A key necessity for livin’. If you don’t pack a pair of boardshorts with you everywhere you go, then you’re doing it so very wrong. Hell, these kids came to the coldest part of Australia and they all brought boardies with them. Simple truth: you never know when you’re going to need a pair.

Unless you’re chronically obese. Or a polar bear. Or a giant chunk of neoprene that gained consciousness in a miraculous event that defied both science and theology, then developed an appetite for the finer things in life, like traveling, surfing and Stevie Winwood. Wait, Stevie Winwood? Huh?

“The only thing worse than being the person who always bums wax off of their friends is being the person who has to walk into a foreign surf shop and purchase a bar of wax at full price.” -Aristotle

Ever seen a big blank concrete wall and thought wow, that looks bland? So have we. And that’s why stickers exist - to make the world a better place.

If you had eight hands, you could carry a surfboard, a wetsuit, a towel, some wax, a surf mag, a slingshot, a portable speaker and a granola (fine, candy) bar all at once. You probably don’t have eight hands. Which means you definitely need a backpack.

It will hold your cash, your coins, your cards and a small but very noticeable amount of sand that spills out onto the counter or the table any time you go to pay for something. And it’ll look good doing it. These are a grom classic.

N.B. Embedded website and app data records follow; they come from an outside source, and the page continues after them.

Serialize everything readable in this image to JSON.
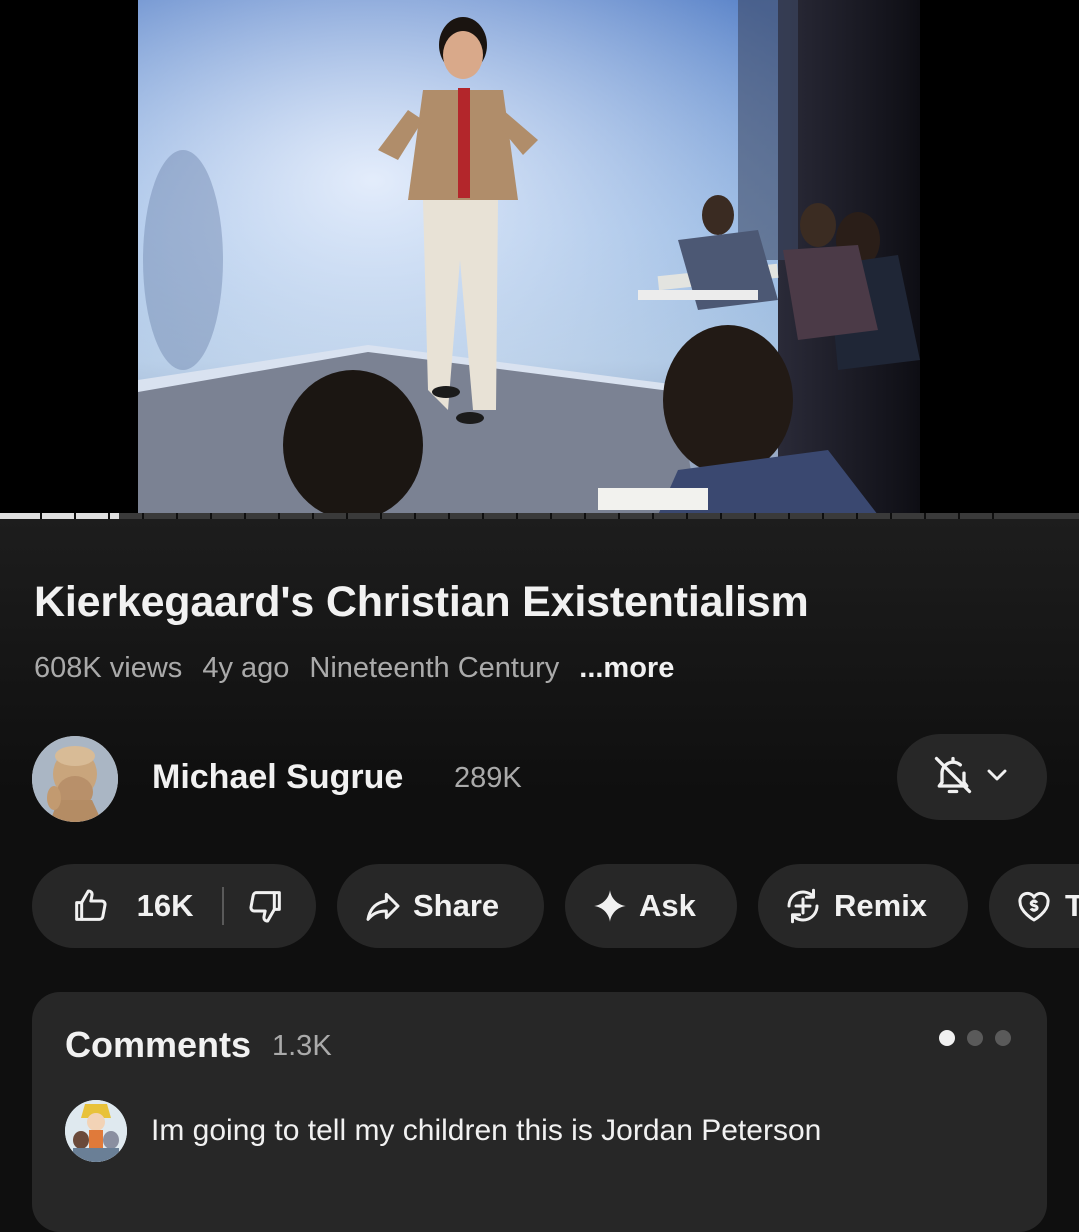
{
  "video": {
    "progress_fraction": 0.11
  },
  "title": "Kierkegaard's Christian Existentialism",
  "meta": {
    "views": "608K views",
    "age": "4y ago",
    "category": "Nineteenth Century",
    "more": "...more"
  },
  "channel": {
    "name": "Michael Sugrue",
    "subscribers": "289K"
  },
  "actions": {
    "like_count": "16K",
    "share": "Share",
    "ask": "Ask",
    "remix": "Remix",
    "thanks_partial": "T"
  },
  "comments": {
    "heading": "Comments",
    "count": "1.3K",
    "top_comment": "Im going to tell my children this is Jordan Peterson"
  },
  "icons": {
    "like": "thumbs-up-icon",
    "dislike": "thumbs-down-icon",
    "share": "share-arrow-icon",
    "ask": "sparkle-icon",
    "remix": "remix-icon",
    "thanks": "heart-dollar-icon",
    "bell": "bell-off-icon",
    "chevron": "chevron-down-icon"
  }
}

When you’re a grommet and you find out you’re going to be sponsored, it’s pretty much a dream come true. When you’re a sponsored grommet and you’re flown to the Quik Pro for two weeks to sit in the Snapper lineup and be sprayed in the face by world champions, be given tips on what it’s like being a pro surfer by Jeremy Flores and Freddy P and have a professional photographer teach you how to get the sickest shot, that’s just next level. Kehu Butler from New Zealand, Lennox Shell from Avoca, Rio Waida from Indonesia, Kael Walsh from Western Australia and Marco Mignot from France have been living the dream and now they've got the taste of life on tour, there's no turning back.